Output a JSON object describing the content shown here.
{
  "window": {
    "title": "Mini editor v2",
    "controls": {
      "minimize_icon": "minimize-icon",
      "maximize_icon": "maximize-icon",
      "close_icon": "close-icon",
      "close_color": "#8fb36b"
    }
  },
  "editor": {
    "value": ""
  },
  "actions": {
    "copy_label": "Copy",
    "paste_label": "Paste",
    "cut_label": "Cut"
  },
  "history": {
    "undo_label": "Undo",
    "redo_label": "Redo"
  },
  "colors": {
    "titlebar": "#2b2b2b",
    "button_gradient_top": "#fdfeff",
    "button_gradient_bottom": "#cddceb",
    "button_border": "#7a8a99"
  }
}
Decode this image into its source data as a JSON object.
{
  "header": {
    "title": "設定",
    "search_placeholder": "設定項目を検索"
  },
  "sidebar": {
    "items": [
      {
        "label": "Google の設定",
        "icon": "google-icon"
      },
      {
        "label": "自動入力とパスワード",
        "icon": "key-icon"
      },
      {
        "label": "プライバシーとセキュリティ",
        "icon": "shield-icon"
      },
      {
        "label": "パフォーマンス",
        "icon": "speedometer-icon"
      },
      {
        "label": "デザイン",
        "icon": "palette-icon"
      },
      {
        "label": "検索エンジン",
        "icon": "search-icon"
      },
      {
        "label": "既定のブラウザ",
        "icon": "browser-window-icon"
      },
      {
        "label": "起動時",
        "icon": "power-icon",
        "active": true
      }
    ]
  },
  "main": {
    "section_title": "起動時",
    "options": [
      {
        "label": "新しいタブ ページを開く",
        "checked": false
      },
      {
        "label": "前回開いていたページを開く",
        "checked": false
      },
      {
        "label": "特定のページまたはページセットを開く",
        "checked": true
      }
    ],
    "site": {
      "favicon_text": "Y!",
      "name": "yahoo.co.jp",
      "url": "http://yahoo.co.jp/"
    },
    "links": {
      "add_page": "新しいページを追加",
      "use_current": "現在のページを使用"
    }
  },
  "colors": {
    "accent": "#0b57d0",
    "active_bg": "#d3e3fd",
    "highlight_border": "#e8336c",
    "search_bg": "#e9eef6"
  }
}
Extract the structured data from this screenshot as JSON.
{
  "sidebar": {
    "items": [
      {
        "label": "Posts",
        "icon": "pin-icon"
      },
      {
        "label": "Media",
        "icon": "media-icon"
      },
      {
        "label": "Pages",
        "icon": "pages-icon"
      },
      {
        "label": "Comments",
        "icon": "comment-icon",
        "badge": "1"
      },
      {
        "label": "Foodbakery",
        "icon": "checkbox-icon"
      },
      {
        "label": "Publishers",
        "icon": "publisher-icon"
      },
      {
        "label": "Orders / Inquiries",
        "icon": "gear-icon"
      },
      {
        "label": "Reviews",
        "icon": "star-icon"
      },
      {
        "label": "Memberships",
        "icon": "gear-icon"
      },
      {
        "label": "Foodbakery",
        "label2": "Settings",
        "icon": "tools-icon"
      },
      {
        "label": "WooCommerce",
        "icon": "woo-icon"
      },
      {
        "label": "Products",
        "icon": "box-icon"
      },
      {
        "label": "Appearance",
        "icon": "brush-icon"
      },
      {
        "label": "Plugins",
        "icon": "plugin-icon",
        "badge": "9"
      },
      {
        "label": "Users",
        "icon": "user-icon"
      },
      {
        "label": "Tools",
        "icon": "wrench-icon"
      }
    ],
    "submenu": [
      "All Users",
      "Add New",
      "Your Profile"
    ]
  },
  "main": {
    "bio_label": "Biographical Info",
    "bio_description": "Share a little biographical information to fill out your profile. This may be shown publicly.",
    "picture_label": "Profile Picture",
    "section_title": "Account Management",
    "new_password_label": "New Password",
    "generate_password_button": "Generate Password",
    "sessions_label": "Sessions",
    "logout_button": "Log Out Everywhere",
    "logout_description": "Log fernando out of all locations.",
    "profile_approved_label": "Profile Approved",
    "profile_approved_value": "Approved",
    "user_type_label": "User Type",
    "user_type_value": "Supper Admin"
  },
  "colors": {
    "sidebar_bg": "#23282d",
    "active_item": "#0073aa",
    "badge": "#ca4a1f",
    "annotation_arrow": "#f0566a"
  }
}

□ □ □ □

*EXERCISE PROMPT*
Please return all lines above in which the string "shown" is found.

*TASK OUTPUT*
Output a JSON object describing the content shown here.
    "bio_description": "Share a little biographical information to fill out your profile. This may be shown publicly.",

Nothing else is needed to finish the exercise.